The subject property in Notestine is an eleven unit residential rental property developed as low income housing under Section 202 of the Housing Act. As part of the Section 202 program administered by HUD, the property owner received a capital advance from HUD to construct the subject property. The Court highlighted the “overriding control” that HUD exercised over Notestine’s use of the subject property, including restrictions on tenancy and tenant income, restrictions on ownership of the property and transfer of any ownership interest, and restrictions on the rents. As part of the Section 202 program, HUD limits the rents paid by eligible tenants based on the tenant’s income and that the property owner may only collect restricted below-market rents. Furthermore, any rents received beyond the level set by HUD cannot be retained by the property owner and must be returned to HUD.

At the BTA, the property owner presented appraisal evidence that valued the subject property using a contract rent approach. The BTA adopted the property owner’s appraisal noting that government restrictions should be taken into account when valuing properties subject to those restrictions.

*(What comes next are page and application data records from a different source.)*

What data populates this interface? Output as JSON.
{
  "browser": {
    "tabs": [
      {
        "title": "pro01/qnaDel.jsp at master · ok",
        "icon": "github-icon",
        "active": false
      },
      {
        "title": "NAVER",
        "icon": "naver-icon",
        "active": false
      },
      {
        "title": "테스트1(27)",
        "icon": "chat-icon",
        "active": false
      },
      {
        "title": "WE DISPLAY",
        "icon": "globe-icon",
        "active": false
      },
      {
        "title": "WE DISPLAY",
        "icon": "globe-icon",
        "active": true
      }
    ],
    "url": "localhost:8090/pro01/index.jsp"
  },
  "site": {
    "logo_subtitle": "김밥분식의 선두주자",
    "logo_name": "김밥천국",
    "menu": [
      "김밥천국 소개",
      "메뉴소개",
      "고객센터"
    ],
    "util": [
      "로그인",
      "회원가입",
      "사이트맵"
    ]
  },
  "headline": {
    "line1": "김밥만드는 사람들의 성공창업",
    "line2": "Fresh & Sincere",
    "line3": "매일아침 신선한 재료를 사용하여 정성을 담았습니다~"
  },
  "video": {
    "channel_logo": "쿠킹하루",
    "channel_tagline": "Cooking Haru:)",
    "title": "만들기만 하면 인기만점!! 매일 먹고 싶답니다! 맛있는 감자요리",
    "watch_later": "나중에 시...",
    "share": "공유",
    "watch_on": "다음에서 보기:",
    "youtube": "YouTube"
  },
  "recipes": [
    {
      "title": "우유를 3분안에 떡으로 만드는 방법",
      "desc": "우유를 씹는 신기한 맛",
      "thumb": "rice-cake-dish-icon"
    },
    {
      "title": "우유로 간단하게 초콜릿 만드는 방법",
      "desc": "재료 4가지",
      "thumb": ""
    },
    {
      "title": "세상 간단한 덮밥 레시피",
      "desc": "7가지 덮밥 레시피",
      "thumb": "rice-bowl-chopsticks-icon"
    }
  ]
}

In affirming the decision of the BTA, the Court stated that the contract rents are appropriate when the rents do not exceed generally available market rents. The Court recognized that there is a preference for the market rent approach over the contract rent approach to value. The Court pointed out that the overarching message from is that the valuation method “must account for the ‘affirmative value’ of government subsidies.” The Court noted, however, that the Section 202 program rents were minimal and that there was no evidence that using market rent, rather than the Section 202 contract rents “would eliminate the ‘affirmative value’” of the Section 202 subsidies.

The County filed a motion for reconsideration, which is pending.

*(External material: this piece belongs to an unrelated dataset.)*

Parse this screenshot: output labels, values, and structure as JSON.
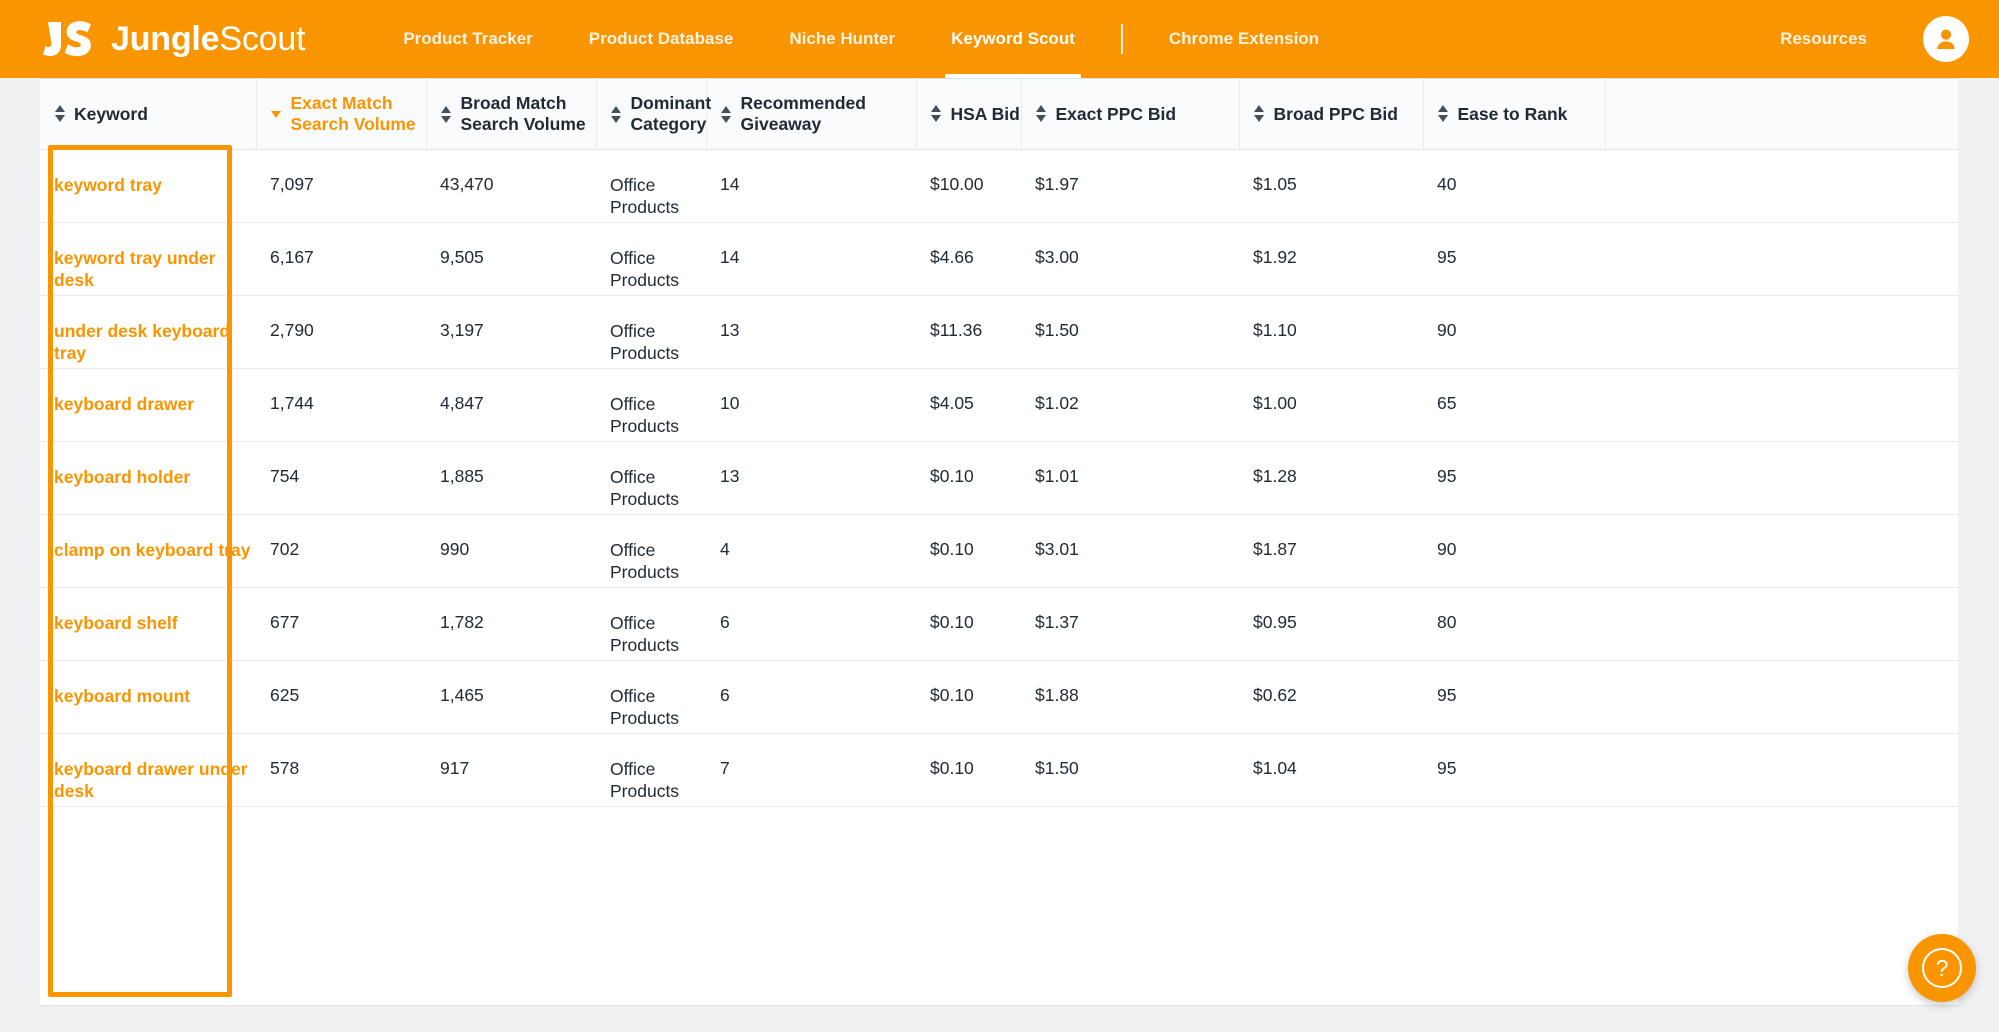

BTA Decision on Remand from the Court

Terraza 8 LLC v. Franklin Cty. Bd. of Revision (Nov. 8, 2017), BTA Case Nos. 2015-279, 280 (on remand from the Court, 2017-Ohio-4415)

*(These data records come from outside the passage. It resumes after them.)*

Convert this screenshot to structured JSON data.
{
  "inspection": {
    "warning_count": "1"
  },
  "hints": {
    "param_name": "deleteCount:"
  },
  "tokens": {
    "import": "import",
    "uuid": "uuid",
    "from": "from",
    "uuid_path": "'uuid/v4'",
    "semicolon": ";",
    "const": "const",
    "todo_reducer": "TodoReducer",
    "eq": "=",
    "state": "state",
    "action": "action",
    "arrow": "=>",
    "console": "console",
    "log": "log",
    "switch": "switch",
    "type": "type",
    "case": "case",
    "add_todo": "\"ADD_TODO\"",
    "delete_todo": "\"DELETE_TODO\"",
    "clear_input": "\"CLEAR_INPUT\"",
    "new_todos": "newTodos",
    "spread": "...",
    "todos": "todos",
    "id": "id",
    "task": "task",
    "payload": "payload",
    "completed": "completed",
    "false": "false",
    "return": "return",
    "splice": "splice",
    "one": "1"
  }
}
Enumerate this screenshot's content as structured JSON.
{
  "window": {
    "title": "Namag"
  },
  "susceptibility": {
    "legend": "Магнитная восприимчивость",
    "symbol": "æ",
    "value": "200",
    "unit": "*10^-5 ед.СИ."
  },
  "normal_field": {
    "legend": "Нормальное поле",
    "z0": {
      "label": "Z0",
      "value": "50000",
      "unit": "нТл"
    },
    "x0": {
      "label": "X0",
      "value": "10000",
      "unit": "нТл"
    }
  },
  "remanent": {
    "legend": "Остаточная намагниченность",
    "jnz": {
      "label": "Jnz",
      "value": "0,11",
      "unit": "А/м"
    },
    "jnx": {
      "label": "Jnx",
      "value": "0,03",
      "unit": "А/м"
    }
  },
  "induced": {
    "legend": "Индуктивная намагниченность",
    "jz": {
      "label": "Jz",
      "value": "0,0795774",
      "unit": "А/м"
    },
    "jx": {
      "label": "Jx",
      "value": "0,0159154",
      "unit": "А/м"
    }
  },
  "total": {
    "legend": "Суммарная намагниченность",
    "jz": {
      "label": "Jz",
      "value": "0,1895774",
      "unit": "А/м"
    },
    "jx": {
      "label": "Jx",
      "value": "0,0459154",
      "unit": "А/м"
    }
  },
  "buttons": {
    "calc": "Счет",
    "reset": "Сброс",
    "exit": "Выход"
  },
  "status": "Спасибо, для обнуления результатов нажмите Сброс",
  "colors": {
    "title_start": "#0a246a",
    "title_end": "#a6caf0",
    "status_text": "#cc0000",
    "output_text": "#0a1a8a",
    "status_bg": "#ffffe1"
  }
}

In the Court’s decision it makes it clear that a sale price no longer conclusively determines value for tax purposes. It remanded the case to the BTA for further consideration of the appraisal evidence presented by the taxpayer. On remand the BTA, the BTA acknowledged the recent arm’s length sale of the fitness center. The property owner argued that the sale was not reflective of the fee simple value for the property because it was encumbered by an above-market lease. There is discussion regarding whether the evidence submitted regarding the lease was sufficient, but ultimately the BTA found that there was evidence to establish that the property was encumbered by a lease at the time of sale. The BTA then evaluated whether the in place rent was at, above, or below market rent. The only evidence in the record was the property owner’s appraisal. In its decision the BTA addresses arguments regarding first generation sales and leases and determines that the sale is not reflective of the property’s fair market value on lien date. The Board further analyzed the appraisal and found that the testimony by the appraiser and the appraisal report were well-reasoned and supported and found value consistent with the only appraisal in the record.

The BOE appealed the decision to the 10th District Court of Appeals and the property owner filed a petition to transfer jurisdiction to the Supreme Court. The petition has not been ruled upon.